"What the hell do you fucking people think you're doing? . . . You're the wave of the future, God forbid. You're the type that went to see Evel Knievel bash his brains in at the Snake River Canyon . . . You're beer hippies! You don't give a shit or lift a finger to change things." Now anyone at all familiar with southern academic life knows to be a Duke student is to be as close as one can come in this life to Perfection, at least in the eyes of Duke students. So Thompson's assault came as somewhat of a surprise. Brooding resentment grew into outright cat-calls and insults.

Thompson responded to this by wandering from one end of the stage to the other; mumbling, pausing to answer inane questions, or challenge hecklers to fight. No one accepted. Only occasioally did he remember to speak into the microphone, and then he generally answered a question nobody had heard. It was obvious that Thompson considered himself involved in a verbal barroom brawl. Yet several times he dropped the fighter's role to deal with serious queries. One student asked, "Who was the greater man, Neal Cassidy or Eugene McCarthy?"

Thompson immediately answered, "Cassidy. And thank you, that was an intelligent question."

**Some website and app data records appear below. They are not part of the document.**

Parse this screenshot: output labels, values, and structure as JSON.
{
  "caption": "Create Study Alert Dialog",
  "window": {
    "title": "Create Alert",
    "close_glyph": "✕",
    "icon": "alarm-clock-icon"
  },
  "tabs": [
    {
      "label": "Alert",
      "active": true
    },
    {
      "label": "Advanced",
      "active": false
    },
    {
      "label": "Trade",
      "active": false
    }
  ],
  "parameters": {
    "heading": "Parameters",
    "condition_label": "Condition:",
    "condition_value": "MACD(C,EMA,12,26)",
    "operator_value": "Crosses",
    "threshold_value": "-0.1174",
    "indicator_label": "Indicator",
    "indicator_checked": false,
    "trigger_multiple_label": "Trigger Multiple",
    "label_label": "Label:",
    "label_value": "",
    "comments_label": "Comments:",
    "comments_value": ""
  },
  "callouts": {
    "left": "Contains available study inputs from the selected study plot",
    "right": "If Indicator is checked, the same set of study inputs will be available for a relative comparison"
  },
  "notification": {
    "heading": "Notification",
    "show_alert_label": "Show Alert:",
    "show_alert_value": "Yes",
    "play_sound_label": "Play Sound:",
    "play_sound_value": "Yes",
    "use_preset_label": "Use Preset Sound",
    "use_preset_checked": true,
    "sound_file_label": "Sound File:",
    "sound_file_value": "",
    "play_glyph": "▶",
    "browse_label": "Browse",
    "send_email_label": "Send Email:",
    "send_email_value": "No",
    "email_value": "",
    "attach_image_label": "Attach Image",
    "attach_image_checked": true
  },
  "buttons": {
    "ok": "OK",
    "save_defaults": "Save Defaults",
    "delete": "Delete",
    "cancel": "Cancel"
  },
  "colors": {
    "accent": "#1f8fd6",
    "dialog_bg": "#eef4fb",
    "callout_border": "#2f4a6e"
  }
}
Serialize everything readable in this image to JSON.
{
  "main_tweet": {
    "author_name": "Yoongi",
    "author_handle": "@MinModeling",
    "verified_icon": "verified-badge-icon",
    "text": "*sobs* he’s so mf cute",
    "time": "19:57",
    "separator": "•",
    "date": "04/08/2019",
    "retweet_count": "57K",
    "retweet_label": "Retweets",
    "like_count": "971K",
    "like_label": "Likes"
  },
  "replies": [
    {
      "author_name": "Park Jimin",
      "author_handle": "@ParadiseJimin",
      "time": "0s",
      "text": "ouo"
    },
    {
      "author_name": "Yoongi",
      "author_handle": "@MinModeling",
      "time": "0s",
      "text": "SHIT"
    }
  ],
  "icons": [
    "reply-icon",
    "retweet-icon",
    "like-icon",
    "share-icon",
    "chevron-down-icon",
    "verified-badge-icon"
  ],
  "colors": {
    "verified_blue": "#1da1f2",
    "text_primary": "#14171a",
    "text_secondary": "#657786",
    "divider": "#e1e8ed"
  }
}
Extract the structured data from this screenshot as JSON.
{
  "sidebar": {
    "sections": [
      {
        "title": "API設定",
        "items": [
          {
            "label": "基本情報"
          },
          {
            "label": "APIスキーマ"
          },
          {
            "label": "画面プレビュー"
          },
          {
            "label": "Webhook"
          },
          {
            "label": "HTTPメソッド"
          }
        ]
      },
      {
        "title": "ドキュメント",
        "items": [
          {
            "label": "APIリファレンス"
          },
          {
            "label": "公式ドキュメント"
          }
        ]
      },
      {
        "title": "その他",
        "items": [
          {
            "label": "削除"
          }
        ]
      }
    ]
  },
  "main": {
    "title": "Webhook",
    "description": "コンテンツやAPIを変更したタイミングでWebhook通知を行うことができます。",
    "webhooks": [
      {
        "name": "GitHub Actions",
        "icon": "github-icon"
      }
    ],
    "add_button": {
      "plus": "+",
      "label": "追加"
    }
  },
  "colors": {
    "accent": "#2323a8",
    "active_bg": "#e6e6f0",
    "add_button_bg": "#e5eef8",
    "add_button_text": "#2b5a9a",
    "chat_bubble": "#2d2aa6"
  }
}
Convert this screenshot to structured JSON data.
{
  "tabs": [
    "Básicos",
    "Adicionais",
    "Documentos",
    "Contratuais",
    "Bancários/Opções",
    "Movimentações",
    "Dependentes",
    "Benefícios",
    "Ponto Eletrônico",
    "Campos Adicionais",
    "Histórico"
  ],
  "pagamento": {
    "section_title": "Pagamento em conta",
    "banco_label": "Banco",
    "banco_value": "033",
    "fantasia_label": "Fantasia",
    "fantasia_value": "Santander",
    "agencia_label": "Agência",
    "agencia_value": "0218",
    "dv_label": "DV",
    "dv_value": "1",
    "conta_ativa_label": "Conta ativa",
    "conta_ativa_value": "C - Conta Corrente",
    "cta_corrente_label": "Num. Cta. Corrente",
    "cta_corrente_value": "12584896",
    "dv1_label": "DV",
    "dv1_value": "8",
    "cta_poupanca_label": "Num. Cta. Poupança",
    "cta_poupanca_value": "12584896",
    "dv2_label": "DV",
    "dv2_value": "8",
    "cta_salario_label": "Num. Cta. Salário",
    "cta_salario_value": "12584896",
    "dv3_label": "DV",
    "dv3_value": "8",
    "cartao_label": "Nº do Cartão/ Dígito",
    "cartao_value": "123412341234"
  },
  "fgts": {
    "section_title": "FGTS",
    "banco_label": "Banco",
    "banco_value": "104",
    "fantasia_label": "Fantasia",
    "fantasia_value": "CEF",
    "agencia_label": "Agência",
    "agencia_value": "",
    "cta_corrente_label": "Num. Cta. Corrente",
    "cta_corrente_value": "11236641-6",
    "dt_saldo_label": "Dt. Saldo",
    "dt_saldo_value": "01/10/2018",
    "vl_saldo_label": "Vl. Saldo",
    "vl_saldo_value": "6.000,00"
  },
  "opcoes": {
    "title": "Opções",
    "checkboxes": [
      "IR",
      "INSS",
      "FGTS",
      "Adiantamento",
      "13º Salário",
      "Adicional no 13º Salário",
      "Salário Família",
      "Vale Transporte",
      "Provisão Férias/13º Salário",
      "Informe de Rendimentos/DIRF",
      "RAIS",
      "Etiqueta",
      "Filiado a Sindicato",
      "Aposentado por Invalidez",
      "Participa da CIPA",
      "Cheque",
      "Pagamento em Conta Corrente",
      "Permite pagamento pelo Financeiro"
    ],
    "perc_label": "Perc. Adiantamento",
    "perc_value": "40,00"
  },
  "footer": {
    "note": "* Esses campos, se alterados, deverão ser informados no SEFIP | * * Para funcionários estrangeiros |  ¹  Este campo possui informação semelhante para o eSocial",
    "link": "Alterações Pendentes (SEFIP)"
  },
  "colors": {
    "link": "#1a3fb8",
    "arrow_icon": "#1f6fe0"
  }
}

A student asked if it wasn't possible to "infiltrate the system." Thompson laughed nastily and asked how the kid proposed to do this. When the student answered that he was a journalism major and wanted to air his ideas discreetly through a major newspaper, he was scornfully asked what ideas he had. There was a pause and then the quiet answer, "Socialism." With long years of newspaper work behind him, Thompson snorted in amazement at such naivete. But the wave of laughter the kid's brave vocalization had brought forth caught Thompson short. After all, here was one beer hippie with the guts actually to defend his commitment in a hall full of half-baked cynics. He leaned over the podium and advised the kid to go ahead and try it; there were a few editors into that sort of thing. It may not have been a realistic thing to say, but it was a satisfying bit of professional and political solidarity. There were few such human moments that night.

The unequal contest continued for a few more minutes, until Thompson flew into a fit at some particularly noxious question and threw his notes, water glass, and everything else handy at the stage curtain and began to pound on the microphone. At this point, the student committee responsible for the whole disastrous evening dispatched a petite, young woman to fetch Thompson from the stage. He was led off as sheepishly as he was led on, to a chorus of boos. Some were meant for the committee; most were intended for Thompson.

Afterwards, a small crowd of Thompson fans engaged the student committee outside the stage door in one of those interminable debates on Free Speech that are an indispensable feature of college politics. Thompson himself eventually emerged from backstage and wandered about the campus, talking to groups of students in a strained, though civil, manner. The next day, he would be off to cover the Ali-Foreman bout, no doubt glad to be away from Durham and dealing with a fight in which, with any luck, he would not be a participant.



For those he left behind, however, the whole bizarre incident raised some disturbing questions. In the first place, some of the audience that night had not been punks; there were many people there who had gone through the same changes and ordeals as Thompson. And like him, they were attempting to lead committed, humane lives in a society that frowns on that sort of thing. In their daily hassles, Thompson's work had been a welcome assistance. It was painful to see him becoming a prisoner of his image. Finally, there is always the nightmare memory of Hemingway and Dylan Thomas, leading lives that were caricatures of their dreams. The comparison becomes more explicit and deadly when it is realized that Thompson's true predecessors, as mentioned before, were the sad, doomed geniuses of sixties rock music.

There are enough tragedies in this benighted decade to keep us busy: the loss of a valuable writer and man is not at all necessary. All we can do though, is wish him well as he battles the Great American Success Machine, an enemy as corrupt as the Hell's Angels, as elusive as an LSD vision.